Putting Ragged Music Into Action

The Ragged project has been formed of the people who have got involved, bringing their ideas, wants and needs to be realised over time, in and through a like-minded community.

At one point four musicians asked where music fitted with the project and they were told that it would fit wherever and however they made it fit.  The result was the groundwork of Ragged Music which was particularly headed up by Dan Zambas and Gary Boast.

stop pay to play

Over the years there have been lots of conversations with people in the music world in an attempt to define and understand the barriers which musicians are encountering, and also discover what they want to achieve.  Lots of bands have shared their music through the events and festivals which Ragged Uni has been involved with, and every word which they said has been taken onboard to try and take forward plans to practically support those who make music. After all, it is something which makes our lives better and carries us through.
Something which has become obvious is that musicians and those trying to make a living out of music are not feeling appreciated.  This is putting it politely.  Many musicians feel taken advantage of, undervalued, underpaid, used.  It is fine when we want creativity in our moment to bring about the thoughtful moods or elated feelings, but then when it comes to shelling out for the time, energy and effort – all too often the money stays firmly in pockets…
Not only this but it seems that the music industry is archaic in its organisation (as with most super industries) and there are many musicians which feel there is monopoly at play and impoverished opportunities where there should be plenty to go around.  This is a sentiment which is common in the creative industries, and indeed, not unique to this age.  What we can say is that there is a major change going on where technology has moved the goalposts and the pitch, disrupting the status quo and forcing a re-evaluation of how this industry (the bread and butter which feeds people and families) is distributed.

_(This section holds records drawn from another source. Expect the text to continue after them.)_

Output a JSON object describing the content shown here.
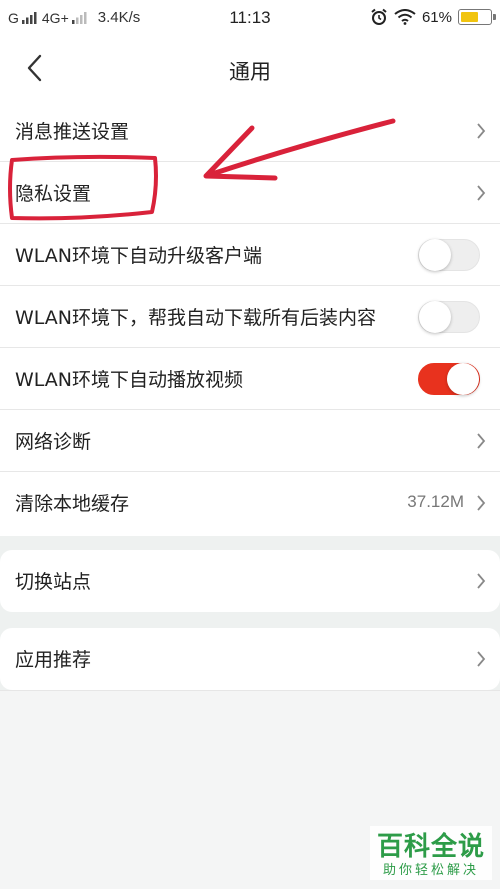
{
  "status_bar": {
    "carrier_g": "G",
    "network_4g": "4G+",
    "speed": "3.4K/s",
    "time": "11:13",
    "battery_percent": "61%",
    "battery_level": 0.61,
    "battery_color": "#f1c40f"
  },
  "navbar": {
    "title": "通用",
    "back_icon": "chevron-left-icon"
  },
  "settings": {
    "items": [
      {
        "label": "消息推送设置",
        "control": "chevron"
      },
      {
        "label": "隐私设置",
        "control": "chevron"
      },
      {
        "label": "WLAN环境下自动升级客户端",
        "control": "toggle",
        "on": false
      },
      {
        "label": "WLAN环境下，帮我自动下载所有后装内容",
        "control": "toggle",
        "on": false
      },
      {
        "label": "WLAN环境下自动播放视频",
        "control": "toggle",
        "on": true
      },
      {
        "label": "网络诊断",
        "control": "chevron"
      },
      {
        "label": "清除本地缓存",
        "control": "chevron",
        "value": "37.12M"
      }
    ],
    "switch_site": {
      "label": "切换站点"
    },
    "app_recommend": {
      "label": "应用推荐"
    }
  },
  "colors": {
    "toggle_on": "#e8321e",
    "annotation": "#d9223a",
    "watermark": "#2d9c48"
  },
  "watermark": {
    "main": "百科全说",
    "sub": "助你轻松解决"
  }
}
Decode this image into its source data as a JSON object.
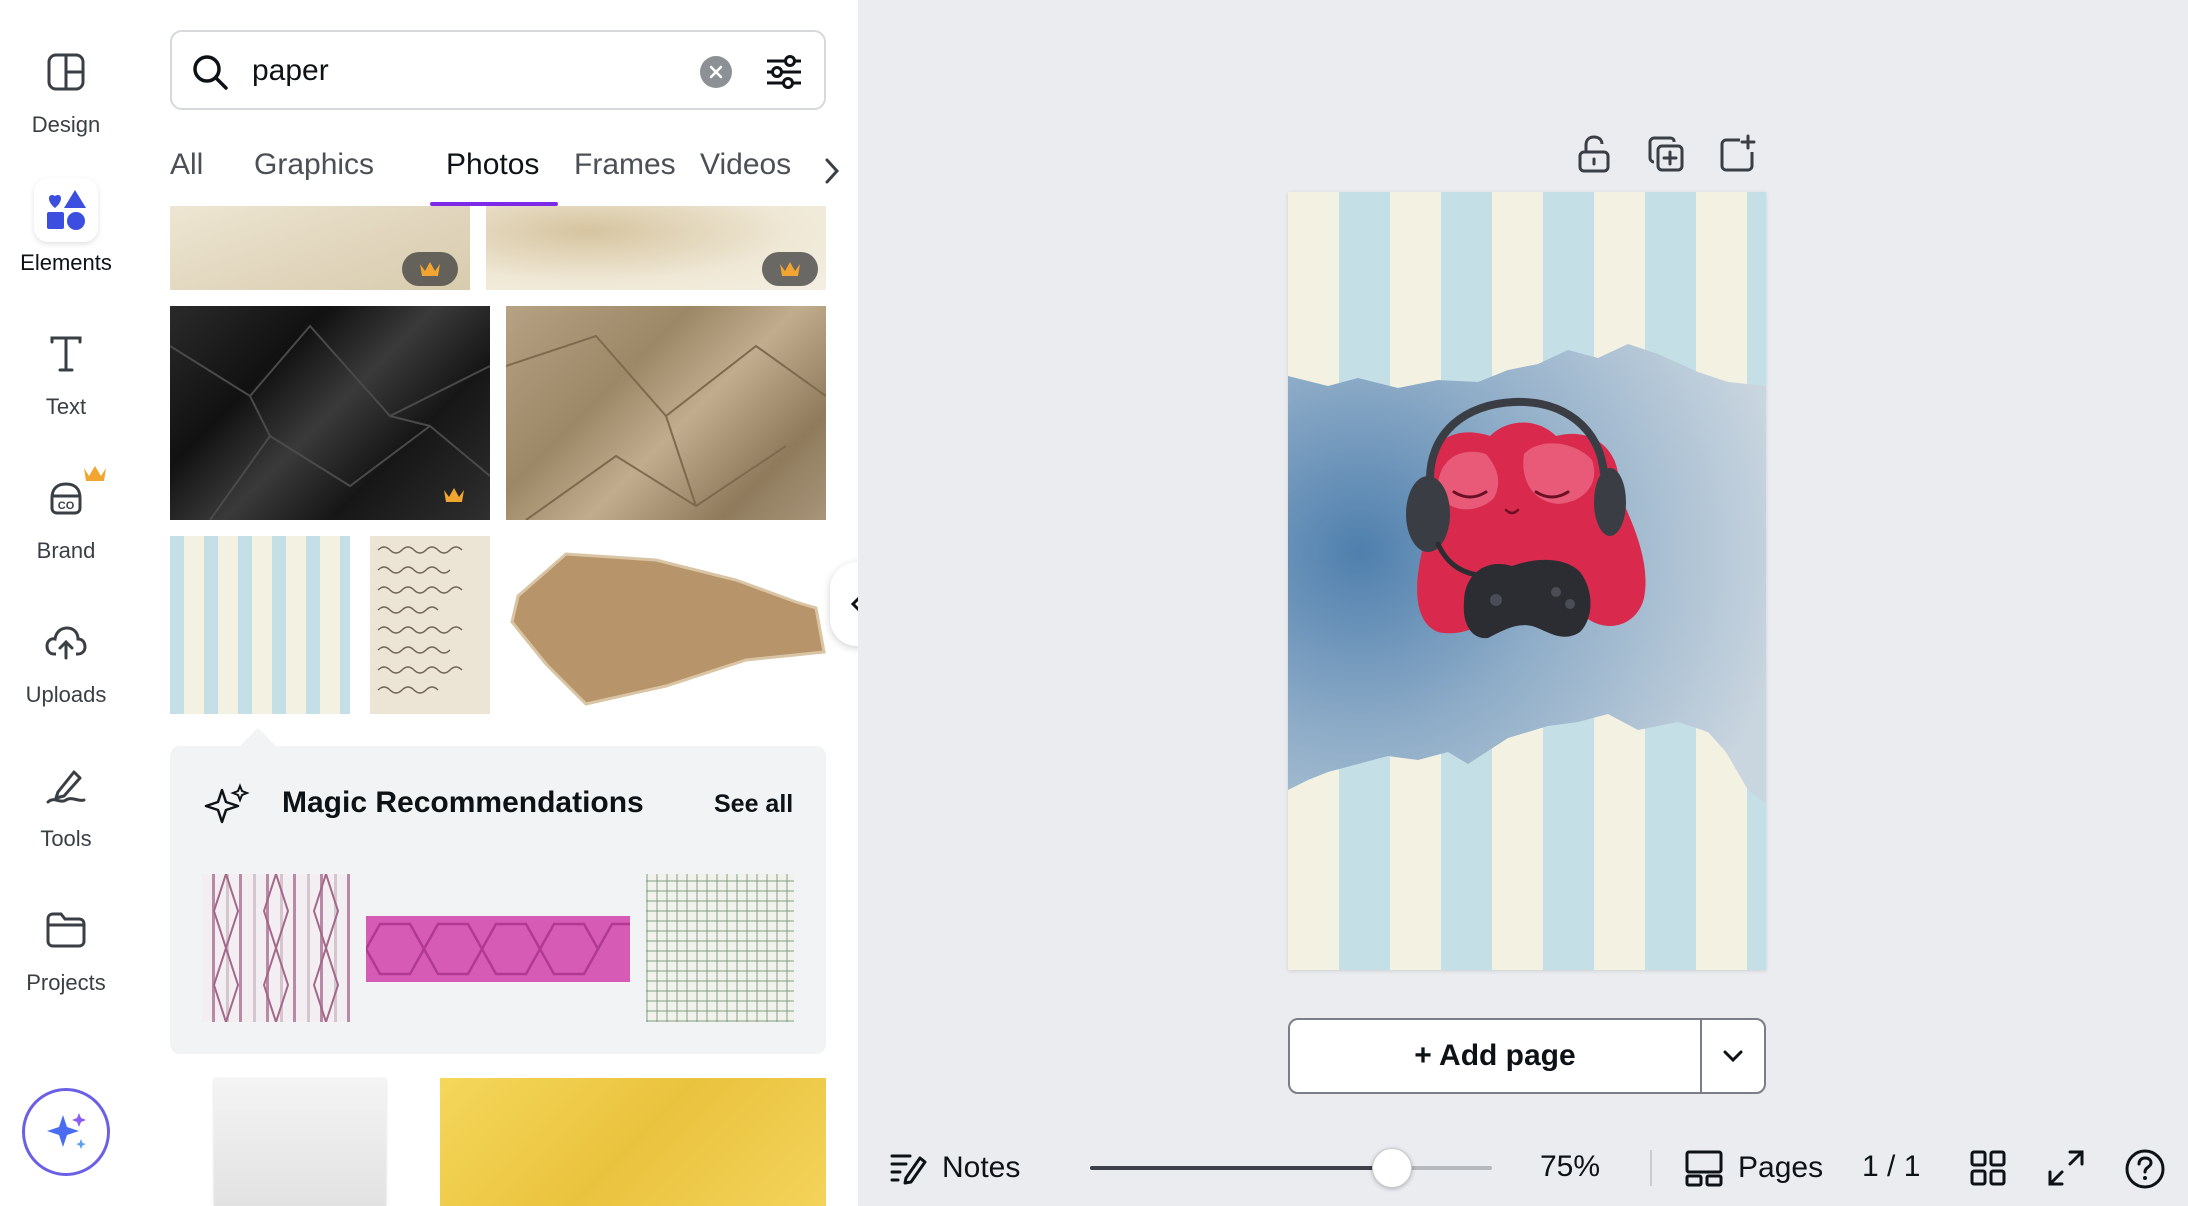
{
  "rail": {
    "items": [
      {
        "label": "Design",
        "icon": "design-icon"
      },
      {
        "label": "Elements",
        "icon": "elements-icon"
      },
      {
        "label": "Text",
        "icon": "text-icon"
      },
      {
        "label": "Brand",
        "icon": "brand-icon"
      },
      {
        "label": "Uploads",
        "icon": "uploads-icon"
      },
      {
        "label": "Tools",
        "icon": "tools-icon"
      },
      {
        "label": "Projects",
        "icon": "projects-icon"
      }
    ],
    "active": "Elements"
  },
  "search": {
    "value": "paper"
  },
  "tabs": [
    {
      "label": "All"
    },
    {
      "label": "Graphics"
    },
    {
      "label": "Photos"
    },
    {
      "label": "Frames"
    },
    {
      "label": "Videos"
    }
  ],
  "active_tab": "Photos",
  "recommendations": {
    "title": "Magic Recommendations",
    "see_all": "See all"
  },
  "canvas": {
    "add_page": "+ Add page"
  },
  "bottom_bar": {
    "notes": "Notes",
    "zoom": "75%",
    "zoom_fraction": 0.75,
    "pages": "Pages",
    "page_count": "1 / 1"
  },
  "colors": {
    "accent": "#7d2ae8",
    "canvas_bg": "#ebecf0",
    "stripe_blue": "#c5dfe6",
    "stripe_cream": "#f3f1e1"
  }
}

There is also change to push us to re-evaluate our roles as consumer – for those on the other side of the performance.
The internet and silicon technology acts for music like the Guttenburg press acted for the printed word. First there was the doomsaying of the end of music which happened several times before in history.  If we look back at creative waves of destruction – as these big sea changes are called by some economists – we find that when the first musical notation was developed people were predicting the end of the musical craft.  Then we zoom forward centuries and we find the recording of music being hailed as the apocalypse to end all musical livelihood and creation; and then after that it was radio – which was suppressed successfully by the music industry of the time until it was declassified as a military technology – and lo and behold, it only served to increase people’s desires and tastes for music.

The number of times I have heard stories where musicians are sore about pay-to-play situations does not bear counting.  The opportunities for musicians have been squeezed and the supercompanies have not facilitated the circular flow of money (often truncated to ‘trickledown’).

Ragged Music is a part of the Ragged Project which has been rehearsing the issues and building practical knowledge with the aim to make pragmatic gains for musicians (without taking a cut).  In developing the ideas, experiences, perspectives, and honest criticisms are needed to make anything which is worth it’s salt.  The most practical starting point was about simply putting on music events to become aware of the logistics of a music performance.  These are more significant than audiences realise.
Musicians, sound technicians, band promoters and venues have to coordinate themselves to put on a single hour of entertainment.  Not only this, but it must be done over months (and often years) to get significant quality results.  A performance takes all the learning, all the practicing, all the dialogues and decisions, all the materials bought and transport costs, all the negotiating and advertising; and for what ?  Mostly for the love of it, sometimes for a beer or two, but most pitifully for being charged to play (and often whilst a room full of people will talk over the years of sweat and toil which made the composition). Pay to pay is a mercenary undervaluing of music and the people who make it.

music engineer

I feel that there is something to be done and it needs to be done in the mode of facilitator, not one in which profits are to be skimmed before the talent gets paid.  The neglect of cultural economics is startling when we consider just how important it is for local economies, the social spaces which keep a society ticking healthily, and for the tourism it generates (to name but a few).  The short term vision of fast payoffs has undermined the long term future of abundance and steady income societies.  This myopia is something which will be examined more fully in time through the Ragged project, but meantime the focus is to generate practical support.

In 2012 Ragged Music programmed up two stages in the Edinburgh International Festival opening up opportunities to play in an internationally reputed arts festival which usually costs a fortune for artists to be involved in.  It was done without budget, with a lot of brazen honesty, and some good will from venue owners.  This year the work Ragged Music started will be taken forward through a collaboration with Edinburgh Fringe Live and The Peartree.  During the month of July bands and musicians will be given the opportunity to play, and hot housed in technology terms to get them on the internet with their own internet presence for free. We are going to train them in social media and basic web design so they have greater control and the ability to showcase their work.
Also we are exploring how to highlight all the different roles of the music industry, revealing the ground level people who make the music happen year in, year out in Edinburgh.  From the musicians to the promoters to the venue managers, we will be trying to join the dots and knit some of the connections which will enable a better, more vibrant music scene.

To leave you with a taste of an experiment, you can listen to this short podcast of an experimental collaboration with Pressure Valve music promotions where they staged some of the local talent during a Ragged University event: